An upcoming bill would remove all restrictions on abortions, leaving the door open for sex selective, late-term and even 'mail-order' terminations, a campaign group is warning.
Labour MP Diana Johnson's ten minute rule bill, which would decriminalise abortion, was labelled an 'extreme position' by Not In Our Name, a group of midwives opposed to reducing restrictions on the procedure.
'There would be no grounds on which abortion could not take place and no "upper" gestational time limit,' a statement read.
'There would be nothing, legally speaking, to prohibit late term abortions, sex-selective abortions, nor anything to stop mail order abortions, or abortion pills being handed out by school nurse clinics.'
The statement comes after Ms Johnson explicitly denied her bill would open doors to abortion on demand.
She told Christian Today: 'The Bill does not seek to de-regulate abortion or change time limits. The provisions in The Abortion Act 1967 can continue but would be the responsibility of the professional bodies overseeing the medical profession rather than the Police and CPS.'
But Conservative MP for Lewes, Maria Caulfield, said she was 'surprised and deeply concerned' about 'such a radical proposal' from Ms Johnson.
'To remove all legal restrictions on terminations would allow abortion at any stage of pregnancy, for any reason. What would stop the serious potential abuses?,' she said.
'Already within our current legal framework we have seen doctors pre-signing forms, gender-selective abortions being offered, live babies being left to die following abortions that have gone wrong and children with minor disabilities, such as cleft palate, being aborted.
'It is alarming that in the midst of such abuse of the current law, it is being seriously proposed to parliament that we join a tiny handful of countries such as China and Vietnam where abortion is legal on demand until birth.'

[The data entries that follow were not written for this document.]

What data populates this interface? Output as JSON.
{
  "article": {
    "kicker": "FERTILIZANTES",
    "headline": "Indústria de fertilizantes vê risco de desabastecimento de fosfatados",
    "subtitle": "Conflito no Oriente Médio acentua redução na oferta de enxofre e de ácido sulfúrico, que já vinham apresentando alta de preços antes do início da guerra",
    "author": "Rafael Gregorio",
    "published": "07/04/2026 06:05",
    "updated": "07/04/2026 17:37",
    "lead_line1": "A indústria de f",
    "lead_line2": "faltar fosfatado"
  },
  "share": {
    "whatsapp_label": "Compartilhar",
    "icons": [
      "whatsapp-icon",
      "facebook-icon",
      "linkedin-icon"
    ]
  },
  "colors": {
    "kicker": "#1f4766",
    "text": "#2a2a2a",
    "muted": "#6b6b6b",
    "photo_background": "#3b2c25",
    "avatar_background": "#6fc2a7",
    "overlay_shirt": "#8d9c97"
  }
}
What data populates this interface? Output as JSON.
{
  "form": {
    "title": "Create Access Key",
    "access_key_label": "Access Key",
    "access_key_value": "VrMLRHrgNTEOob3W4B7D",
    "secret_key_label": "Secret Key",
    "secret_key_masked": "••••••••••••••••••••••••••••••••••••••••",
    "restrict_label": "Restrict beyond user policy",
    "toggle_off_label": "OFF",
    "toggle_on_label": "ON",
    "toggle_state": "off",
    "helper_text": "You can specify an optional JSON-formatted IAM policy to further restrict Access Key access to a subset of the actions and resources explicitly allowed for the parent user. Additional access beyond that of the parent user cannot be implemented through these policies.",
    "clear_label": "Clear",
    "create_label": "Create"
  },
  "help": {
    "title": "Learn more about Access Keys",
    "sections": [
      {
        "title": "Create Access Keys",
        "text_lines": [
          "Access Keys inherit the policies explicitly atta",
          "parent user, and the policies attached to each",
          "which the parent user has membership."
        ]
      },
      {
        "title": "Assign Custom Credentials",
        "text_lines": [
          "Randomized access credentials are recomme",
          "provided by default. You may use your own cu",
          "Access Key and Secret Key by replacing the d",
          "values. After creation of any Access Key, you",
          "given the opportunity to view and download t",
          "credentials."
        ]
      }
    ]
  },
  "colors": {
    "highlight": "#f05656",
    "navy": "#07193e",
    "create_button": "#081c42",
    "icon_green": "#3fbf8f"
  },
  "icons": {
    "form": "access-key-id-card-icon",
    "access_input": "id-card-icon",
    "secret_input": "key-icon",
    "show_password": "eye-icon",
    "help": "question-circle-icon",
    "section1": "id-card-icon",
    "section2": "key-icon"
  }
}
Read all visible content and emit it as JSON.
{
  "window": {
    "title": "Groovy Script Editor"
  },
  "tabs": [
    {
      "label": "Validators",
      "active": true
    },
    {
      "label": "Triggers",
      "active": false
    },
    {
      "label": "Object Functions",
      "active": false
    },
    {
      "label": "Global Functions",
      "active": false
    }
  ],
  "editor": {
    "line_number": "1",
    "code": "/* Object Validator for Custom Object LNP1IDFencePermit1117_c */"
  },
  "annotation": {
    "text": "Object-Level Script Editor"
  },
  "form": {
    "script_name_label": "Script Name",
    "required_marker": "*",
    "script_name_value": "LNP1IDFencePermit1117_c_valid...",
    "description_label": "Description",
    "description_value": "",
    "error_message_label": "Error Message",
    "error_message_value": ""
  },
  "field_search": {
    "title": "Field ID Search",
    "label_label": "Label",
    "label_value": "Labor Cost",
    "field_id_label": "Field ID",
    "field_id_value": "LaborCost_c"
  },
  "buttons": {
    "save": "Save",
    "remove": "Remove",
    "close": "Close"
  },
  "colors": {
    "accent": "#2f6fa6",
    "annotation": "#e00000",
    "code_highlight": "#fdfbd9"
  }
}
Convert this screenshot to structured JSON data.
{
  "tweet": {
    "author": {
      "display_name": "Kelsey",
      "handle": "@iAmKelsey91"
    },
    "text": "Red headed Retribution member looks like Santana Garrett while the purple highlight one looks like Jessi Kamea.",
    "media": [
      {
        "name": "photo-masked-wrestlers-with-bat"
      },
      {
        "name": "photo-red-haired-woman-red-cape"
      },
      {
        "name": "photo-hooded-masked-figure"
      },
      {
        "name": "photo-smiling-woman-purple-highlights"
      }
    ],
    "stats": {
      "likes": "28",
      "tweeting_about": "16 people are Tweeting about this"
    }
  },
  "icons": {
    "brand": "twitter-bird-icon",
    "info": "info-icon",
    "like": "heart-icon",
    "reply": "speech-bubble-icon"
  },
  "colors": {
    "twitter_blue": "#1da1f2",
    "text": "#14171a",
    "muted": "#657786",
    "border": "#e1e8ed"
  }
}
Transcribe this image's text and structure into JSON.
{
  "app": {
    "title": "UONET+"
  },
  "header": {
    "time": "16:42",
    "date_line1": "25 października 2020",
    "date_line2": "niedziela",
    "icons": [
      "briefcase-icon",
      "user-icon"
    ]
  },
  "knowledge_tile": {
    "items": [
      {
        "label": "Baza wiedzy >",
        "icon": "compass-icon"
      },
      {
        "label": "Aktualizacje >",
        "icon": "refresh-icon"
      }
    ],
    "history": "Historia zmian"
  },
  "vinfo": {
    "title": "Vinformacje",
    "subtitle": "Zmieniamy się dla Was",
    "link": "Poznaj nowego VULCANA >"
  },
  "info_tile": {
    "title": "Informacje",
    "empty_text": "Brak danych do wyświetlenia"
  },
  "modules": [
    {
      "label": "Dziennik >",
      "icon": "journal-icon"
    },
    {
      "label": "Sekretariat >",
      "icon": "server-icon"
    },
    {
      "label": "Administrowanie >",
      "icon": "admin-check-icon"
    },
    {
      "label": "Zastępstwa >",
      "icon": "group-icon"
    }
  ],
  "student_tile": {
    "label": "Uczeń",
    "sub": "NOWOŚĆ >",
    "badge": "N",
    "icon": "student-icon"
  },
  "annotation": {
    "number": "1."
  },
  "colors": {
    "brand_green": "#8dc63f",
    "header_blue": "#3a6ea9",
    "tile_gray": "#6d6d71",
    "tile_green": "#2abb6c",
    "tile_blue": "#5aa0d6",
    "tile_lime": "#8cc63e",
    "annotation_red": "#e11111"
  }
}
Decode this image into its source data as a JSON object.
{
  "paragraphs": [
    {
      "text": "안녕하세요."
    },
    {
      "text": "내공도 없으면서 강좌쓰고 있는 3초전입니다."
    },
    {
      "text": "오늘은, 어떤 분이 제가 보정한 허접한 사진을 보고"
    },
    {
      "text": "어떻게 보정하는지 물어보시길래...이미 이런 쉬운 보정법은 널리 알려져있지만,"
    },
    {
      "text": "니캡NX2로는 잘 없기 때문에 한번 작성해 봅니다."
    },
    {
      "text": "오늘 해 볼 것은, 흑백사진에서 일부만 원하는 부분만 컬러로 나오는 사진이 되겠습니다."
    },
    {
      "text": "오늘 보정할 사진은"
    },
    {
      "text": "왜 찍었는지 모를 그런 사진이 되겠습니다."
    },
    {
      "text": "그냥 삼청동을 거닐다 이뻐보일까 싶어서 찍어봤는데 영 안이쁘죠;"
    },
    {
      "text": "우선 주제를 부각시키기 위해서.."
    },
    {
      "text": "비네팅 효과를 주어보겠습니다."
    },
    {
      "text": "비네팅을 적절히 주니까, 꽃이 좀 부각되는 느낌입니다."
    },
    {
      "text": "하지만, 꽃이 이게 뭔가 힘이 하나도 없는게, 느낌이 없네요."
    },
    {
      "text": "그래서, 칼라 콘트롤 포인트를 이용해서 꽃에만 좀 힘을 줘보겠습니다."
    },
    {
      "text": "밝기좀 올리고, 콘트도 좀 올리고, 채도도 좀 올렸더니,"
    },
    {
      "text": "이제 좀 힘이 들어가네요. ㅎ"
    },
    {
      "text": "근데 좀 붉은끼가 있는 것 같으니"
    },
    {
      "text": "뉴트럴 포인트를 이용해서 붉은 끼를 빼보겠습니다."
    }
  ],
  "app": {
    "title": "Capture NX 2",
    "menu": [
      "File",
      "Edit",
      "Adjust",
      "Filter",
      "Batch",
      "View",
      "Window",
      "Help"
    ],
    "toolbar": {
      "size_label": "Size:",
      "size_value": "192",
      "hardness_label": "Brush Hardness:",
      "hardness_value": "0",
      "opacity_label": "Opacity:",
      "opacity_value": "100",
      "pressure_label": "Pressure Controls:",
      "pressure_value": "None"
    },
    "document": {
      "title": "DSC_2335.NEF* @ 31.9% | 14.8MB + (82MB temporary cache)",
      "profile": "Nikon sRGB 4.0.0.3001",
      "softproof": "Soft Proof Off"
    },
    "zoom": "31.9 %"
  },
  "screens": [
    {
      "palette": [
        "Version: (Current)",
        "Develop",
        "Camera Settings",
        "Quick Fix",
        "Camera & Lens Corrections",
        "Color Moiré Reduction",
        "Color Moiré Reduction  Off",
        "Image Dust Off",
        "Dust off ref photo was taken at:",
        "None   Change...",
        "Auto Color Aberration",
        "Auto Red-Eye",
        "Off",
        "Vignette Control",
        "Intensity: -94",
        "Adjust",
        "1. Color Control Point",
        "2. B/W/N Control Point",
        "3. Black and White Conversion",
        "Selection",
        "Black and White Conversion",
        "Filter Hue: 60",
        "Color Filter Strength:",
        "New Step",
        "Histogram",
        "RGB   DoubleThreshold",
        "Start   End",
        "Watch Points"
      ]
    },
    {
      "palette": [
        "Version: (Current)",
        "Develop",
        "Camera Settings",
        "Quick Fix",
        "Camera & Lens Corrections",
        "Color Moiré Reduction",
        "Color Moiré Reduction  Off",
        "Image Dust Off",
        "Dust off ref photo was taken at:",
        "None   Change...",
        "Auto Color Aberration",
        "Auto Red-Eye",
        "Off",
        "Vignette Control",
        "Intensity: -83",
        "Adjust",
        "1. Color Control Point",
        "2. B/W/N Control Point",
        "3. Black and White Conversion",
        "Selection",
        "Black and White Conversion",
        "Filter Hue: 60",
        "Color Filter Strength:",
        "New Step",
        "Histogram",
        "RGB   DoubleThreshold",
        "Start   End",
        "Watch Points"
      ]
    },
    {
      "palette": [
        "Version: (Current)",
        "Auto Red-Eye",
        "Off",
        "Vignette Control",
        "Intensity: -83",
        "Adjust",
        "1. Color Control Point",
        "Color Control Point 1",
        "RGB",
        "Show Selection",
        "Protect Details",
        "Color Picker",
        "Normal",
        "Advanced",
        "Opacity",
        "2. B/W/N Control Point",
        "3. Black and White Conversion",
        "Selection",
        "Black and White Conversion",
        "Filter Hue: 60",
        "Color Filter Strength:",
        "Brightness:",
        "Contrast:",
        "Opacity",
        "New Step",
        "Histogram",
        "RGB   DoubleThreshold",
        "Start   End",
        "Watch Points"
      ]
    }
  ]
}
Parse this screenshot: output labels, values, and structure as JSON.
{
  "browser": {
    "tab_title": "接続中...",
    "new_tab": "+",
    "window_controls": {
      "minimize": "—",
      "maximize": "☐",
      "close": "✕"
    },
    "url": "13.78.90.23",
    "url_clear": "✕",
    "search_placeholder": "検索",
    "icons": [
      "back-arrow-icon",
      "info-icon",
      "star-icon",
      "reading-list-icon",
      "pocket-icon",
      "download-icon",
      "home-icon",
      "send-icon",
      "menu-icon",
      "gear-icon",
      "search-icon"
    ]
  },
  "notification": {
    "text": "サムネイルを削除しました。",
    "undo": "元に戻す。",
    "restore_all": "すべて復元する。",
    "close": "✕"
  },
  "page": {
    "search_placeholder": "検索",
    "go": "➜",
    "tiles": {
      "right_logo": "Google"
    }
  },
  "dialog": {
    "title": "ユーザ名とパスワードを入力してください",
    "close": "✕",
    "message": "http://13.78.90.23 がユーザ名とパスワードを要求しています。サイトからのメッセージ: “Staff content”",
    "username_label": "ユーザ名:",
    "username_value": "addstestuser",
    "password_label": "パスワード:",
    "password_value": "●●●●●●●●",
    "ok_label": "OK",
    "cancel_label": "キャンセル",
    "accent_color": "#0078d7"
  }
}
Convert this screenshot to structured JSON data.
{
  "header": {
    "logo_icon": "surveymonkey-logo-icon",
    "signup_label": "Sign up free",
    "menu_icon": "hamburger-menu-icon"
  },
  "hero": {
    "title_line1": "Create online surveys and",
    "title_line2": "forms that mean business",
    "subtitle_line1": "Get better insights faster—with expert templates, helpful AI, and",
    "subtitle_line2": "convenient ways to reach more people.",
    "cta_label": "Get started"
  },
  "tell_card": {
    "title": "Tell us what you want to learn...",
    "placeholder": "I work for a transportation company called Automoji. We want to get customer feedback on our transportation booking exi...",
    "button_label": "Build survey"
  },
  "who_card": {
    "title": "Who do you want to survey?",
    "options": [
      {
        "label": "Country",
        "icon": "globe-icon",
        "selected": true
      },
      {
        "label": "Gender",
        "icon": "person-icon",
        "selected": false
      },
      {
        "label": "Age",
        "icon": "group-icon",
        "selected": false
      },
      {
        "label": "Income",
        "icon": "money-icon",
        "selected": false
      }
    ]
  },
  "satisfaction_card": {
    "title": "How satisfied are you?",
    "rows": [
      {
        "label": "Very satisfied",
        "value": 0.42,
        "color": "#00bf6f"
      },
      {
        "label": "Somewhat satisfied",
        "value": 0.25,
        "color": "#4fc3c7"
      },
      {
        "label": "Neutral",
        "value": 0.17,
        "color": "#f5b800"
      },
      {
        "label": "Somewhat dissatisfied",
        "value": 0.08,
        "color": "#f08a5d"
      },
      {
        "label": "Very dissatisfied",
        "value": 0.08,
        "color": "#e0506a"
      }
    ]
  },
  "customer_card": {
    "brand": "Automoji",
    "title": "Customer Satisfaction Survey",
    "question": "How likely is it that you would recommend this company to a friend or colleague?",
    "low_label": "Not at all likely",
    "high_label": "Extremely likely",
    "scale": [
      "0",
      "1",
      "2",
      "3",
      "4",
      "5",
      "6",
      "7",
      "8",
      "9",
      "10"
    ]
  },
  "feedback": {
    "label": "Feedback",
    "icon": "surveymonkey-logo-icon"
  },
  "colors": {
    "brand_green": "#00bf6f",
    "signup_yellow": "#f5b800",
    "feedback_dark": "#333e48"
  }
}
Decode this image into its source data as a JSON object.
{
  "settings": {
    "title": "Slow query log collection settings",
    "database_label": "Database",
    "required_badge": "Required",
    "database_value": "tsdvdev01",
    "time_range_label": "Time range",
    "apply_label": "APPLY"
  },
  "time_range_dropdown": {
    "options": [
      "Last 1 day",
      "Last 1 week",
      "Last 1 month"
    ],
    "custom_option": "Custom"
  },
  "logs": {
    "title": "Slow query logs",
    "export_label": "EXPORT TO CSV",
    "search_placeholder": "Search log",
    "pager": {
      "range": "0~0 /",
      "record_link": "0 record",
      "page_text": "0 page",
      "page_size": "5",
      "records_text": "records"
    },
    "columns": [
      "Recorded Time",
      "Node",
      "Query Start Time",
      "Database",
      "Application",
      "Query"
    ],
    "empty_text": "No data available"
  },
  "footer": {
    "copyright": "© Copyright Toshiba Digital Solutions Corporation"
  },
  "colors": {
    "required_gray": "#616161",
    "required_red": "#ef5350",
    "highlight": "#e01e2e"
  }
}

Abortion is still technically illegal under an Act from 1861 and is punishable by prison sentence. The Abortion Act 1967 allowed for certain exemptions where two doctors are convinced the pregnancy would put the mother's physical or mental health at risk.
An investigation by the Daily Mail found women are being signed off to have an abortion after just a brief phone call with no contact with doctors.
Marie Stopes, the UK's second largest abortion provider, approves the procedure without having met the women and with the only reason given as 'I just don't want the baby', according to the paper.
Despite the reason given not being an exception under the Act, the case was filed as 'client is unable emotionally to continue with pregnancy', the investigation found.
Catholic Labour MP Rob Flello described his colleague's bill as 'dangerous and radical' because it gives the impression the idea has public support.
'This move is being pushed by the abortion industry who would profit from all legal restrictions being lifted from their practices. It is ironic that this bill comes at a time where the private abortion industry, who perform two-thirds of all NHS abortions, have been found wanting,' he said.
'If a rogue sector cannot be trusted at keeping within the current law, what makes us think they would be any more trustworthy when abortion is totally deregulated.
More than 11,000 have signed a petition against the bill that labels the move 'abhorrent'.
An accompanying letter to Ms Johnson reads: 'Your claim that the this bill will not amend the abortion time limit is untrue. You are either being duplicitous, or are unaware of the effects that this Bill will have.'
Christian Today have approached Ms Johnson for comment.